Project description:<h4>Unlabelled</h4>Researchers are perpetually amassing biological sequence data. The computational approaches employed by ecologists for organizing this data (e.g. alignment, phylogeny, etc.) typically scale nonlinearly in execution time with the size of the dataset. This often serves as a bottleneck for processing experimental data since many molecular studies are characterized by massive datasets. To keep up with experimental data demands, ecologists are forced to choose between continually upgrading expensive in-house computer hardware or outsourcing the most demanding computations to the cloud. Outsourcing is attractive since it is the least expensive option, but does not necessarily allow direct user interaction with the data for exploratory analysis. Desktop analytical tools such as ARB are indispensable for this purpose, but they do not necessarily offer a convenient solution for the coordination and integration of datasets between local and outsourced destinations. Therefore, researchers are currently left with an undesirable tradeoff between computational throughput and analytical capability. To mitigate this tradeoff we introduce a software package to leverage the utility of the interactive exploratory tools offered by ARB with the computational throughput of cloud-based resources. Our pipeline serves as middleware between the desktop and the cloud allowing researchers to form local custom databases containing sequences and metadata from multiple resources and a method for linking data outsourced for computation back to the local database.

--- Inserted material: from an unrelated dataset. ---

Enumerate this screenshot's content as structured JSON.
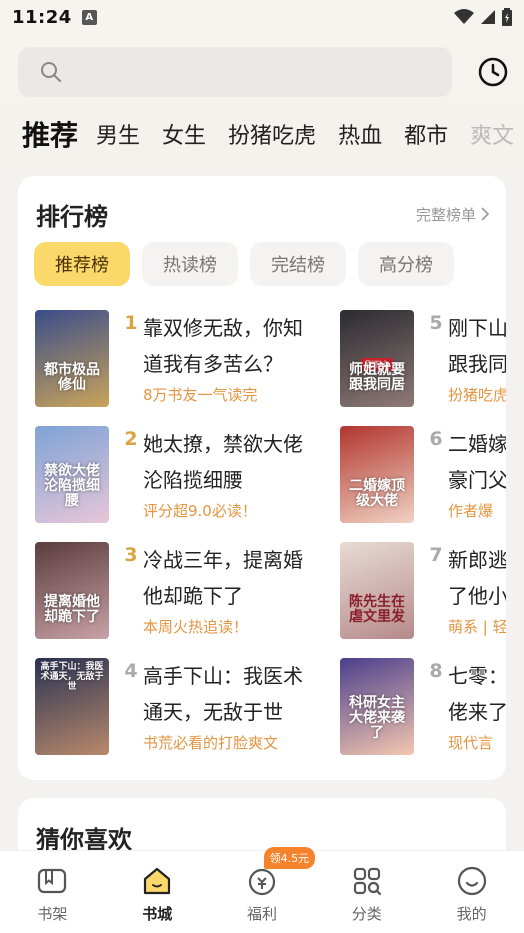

A tutorial implementation of the toolkit is provided in the supporting information, S1 Tutorial.<h4>Availability</h4>http://www.ece.drexel.edu/gailr/EESI/tutorial.php.